When you suspect your furnace is on the fritz, part of the dread that comes with it is knowing it’s going to cost you money to repair. The idea of DIY-ing it may pop into your head and cause you to wonder, “Is DIY furnace repair a good idea?” Well, to answer that — it depends –but probably not.
You might be a very handy person who can wield a hammer with the prowess of Thor. It’s very possible you are practically a pro yourself when it comes to electrical work or plumbing. But . . .
There are a few things you should know about DIY furnace repair. Just because you have the skills to install a new furnace on your own, doesn’t mean you should. And, if your mechanical acumen is shaky, you should really think about spending the money on hiring a furnace repair technician because—
- Insurance will usually deny a claim if there have been faulty workmanship. If you did your own furnace repair or installed a new furnace yourself, and then something goes wrong, like an electrical fire, you are on the hook for the damage. Your insurance will hold whoever performed the work liable for the damages. Do you really want to incur a possibly financially devastating loss just because you wanted to save a couple hundred dollars on professional labor?
- You will void the manufacturer’s warranty. In order to keep your warranty valid, manufacturers often require homeowners to hire insured pros to perform any repairs. This detail is actually stated in the owner’s manual, so going against the fine print can cheat you out of being able to call in your furnace’s warranty if you should ever have the need.
- You will void the warranty if you cannot provide documentation of regular maintenance. Hiring a qualified HVAC company to perform regular seasonal tune-ups will maintain your furnace’s warranty. But, if you tried to save money by forgoing service or doing it yourself, you may have caused more harm than good in the long run.
- If you use off-brand parts, it can also void your warranty. Manufactures always suggest you use OEM (original equipment manufacturer), meaning their parts. So, if you searched for a deal online and are getting your replacement parts from an off-brand company on eBay, the original manufacturer of your furnace won’t be thrilled if you ever try to use the warranty.
- You can still seriously injure yourself. Maybe you are really good at HVAC DIY, but you are still putting yourself, your family, and your home at risk. That risk is absorbed by the HVAC contractor doing the furnace repair when you hire a pro.
- You’ve wasted time fiddling with your furnace; and meanwhile, your family has been freezing—you could have saved yourself time—wasted time and the time your family spent as bundled up human popsicles.
A pro knows exactly how to diagnose problems, how to fix them, and where to get the right OEMs, and do it all much faster than you could.
What You Can Do on Your Own to Keep Your Furnace Running
None of this means you should never touch your furnace. There are steps you need to take to keep it running optimally. If your furnace won’t switch on, be sure to run through a check-list of potential remedies.
Check your thermostat and make sure it has batteries or isn’t malfunctioning in some other way.
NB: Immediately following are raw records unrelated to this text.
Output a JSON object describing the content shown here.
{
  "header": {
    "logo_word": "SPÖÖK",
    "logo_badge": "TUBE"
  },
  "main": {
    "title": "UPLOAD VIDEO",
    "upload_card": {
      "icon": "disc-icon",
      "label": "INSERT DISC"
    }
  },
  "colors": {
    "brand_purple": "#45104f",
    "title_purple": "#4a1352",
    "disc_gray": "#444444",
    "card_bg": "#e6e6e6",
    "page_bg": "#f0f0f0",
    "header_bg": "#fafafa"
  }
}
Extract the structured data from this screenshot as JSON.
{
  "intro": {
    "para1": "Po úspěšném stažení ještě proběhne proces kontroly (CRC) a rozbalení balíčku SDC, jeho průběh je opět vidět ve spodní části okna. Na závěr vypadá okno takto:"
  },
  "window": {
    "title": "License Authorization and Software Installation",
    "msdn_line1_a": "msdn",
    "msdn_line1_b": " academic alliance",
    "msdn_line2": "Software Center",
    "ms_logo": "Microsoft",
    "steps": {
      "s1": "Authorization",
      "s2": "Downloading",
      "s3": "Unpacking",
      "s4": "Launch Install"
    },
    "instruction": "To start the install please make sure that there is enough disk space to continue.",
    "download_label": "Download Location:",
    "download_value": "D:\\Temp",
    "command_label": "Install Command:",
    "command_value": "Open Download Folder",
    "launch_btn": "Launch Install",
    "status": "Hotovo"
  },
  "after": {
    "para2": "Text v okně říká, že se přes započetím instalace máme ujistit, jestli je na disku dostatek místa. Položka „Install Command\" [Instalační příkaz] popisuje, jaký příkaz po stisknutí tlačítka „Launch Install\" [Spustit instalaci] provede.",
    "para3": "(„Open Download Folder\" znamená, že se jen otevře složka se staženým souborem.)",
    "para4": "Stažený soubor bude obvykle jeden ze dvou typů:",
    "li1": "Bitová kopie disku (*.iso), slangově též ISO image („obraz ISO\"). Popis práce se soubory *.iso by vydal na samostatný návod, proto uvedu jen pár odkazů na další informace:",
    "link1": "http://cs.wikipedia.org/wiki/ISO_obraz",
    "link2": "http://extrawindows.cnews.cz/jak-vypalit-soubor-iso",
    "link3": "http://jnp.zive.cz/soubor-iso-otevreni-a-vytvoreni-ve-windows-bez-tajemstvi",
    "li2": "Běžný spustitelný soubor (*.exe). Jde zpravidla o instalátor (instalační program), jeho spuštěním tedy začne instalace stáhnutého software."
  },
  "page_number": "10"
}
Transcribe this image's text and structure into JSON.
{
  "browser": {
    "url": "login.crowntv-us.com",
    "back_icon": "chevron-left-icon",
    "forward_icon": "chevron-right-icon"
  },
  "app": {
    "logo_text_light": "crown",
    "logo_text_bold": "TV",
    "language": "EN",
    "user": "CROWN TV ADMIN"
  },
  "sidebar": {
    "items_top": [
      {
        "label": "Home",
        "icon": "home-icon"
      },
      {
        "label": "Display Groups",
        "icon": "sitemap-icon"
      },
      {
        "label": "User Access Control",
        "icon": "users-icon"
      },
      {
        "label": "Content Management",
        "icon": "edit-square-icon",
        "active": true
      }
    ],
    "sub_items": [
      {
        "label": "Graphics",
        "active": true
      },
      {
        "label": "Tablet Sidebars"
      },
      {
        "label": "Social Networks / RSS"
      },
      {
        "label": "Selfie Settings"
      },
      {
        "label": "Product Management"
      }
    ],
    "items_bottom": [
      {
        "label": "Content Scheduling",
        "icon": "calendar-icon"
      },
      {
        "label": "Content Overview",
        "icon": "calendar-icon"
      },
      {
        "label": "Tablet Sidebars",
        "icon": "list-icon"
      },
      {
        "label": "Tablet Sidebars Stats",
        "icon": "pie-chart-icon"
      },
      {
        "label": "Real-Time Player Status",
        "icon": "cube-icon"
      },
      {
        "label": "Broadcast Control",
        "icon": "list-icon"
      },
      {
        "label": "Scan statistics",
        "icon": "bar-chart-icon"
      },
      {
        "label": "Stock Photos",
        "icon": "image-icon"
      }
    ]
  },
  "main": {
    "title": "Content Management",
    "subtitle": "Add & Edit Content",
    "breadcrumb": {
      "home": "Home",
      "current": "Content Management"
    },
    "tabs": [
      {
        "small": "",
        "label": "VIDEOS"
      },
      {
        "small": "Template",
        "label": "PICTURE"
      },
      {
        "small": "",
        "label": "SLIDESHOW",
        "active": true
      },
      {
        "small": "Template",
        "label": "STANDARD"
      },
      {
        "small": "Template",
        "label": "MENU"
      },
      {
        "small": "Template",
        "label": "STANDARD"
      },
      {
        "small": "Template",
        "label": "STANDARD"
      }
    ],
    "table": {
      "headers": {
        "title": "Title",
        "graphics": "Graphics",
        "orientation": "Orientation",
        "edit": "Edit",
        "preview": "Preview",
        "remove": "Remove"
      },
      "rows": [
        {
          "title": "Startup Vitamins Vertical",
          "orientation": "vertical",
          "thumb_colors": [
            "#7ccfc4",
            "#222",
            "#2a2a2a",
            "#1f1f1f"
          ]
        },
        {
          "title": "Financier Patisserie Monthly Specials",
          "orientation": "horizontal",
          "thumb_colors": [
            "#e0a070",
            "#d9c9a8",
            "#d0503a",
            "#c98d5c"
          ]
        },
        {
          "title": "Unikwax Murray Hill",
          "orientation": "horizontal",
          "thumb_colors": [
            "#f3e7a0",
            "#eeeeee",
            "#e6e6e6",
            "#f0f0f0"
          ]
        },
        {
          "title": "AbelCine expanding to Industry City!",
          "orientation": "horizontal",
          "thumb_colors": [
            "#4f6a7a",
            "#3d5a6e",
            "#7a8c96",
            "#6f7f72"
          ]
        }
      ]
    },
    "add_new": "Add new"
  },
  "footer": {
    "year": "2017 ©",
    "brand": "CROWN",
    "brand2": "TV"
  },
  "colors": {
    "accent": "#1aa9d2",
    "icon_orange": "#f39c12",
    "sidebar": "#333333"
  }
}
Also, check and replace the furnace filter. You’d be surprised how often this simple filter is the culprit. It’s also a good idea to take your vacuum with the brush attachment and gently clean internal components. It seems obvious, but you should also check the circuit breaker and fuses as well as check that the gas going to the unit is on.
Beyond scheduling regular furnace tune-ups with an HVAC tech, you need to keep your unit clean and working at its peak by changing the filters at least every six months. Check with your owner’s manual for the suggested filter replacement schedule. You should also lubricate its moving parts and make sure nothing is blocking the outdoor air intakes or the chimney or exhaust flue.
On the Fence Over Whether to DIY the Furnace Repair? Consider a Few Points First.
So, if you are thinking about DIY furnace repair, consider your skill level, amount of time you have to dedicate to the project, and all the factors I listed above before you jump in with your tools. Ultimately, as the homeowner and controller of the wallet, the choice is yours whether you hire an HVAC contractor or you do it yourself.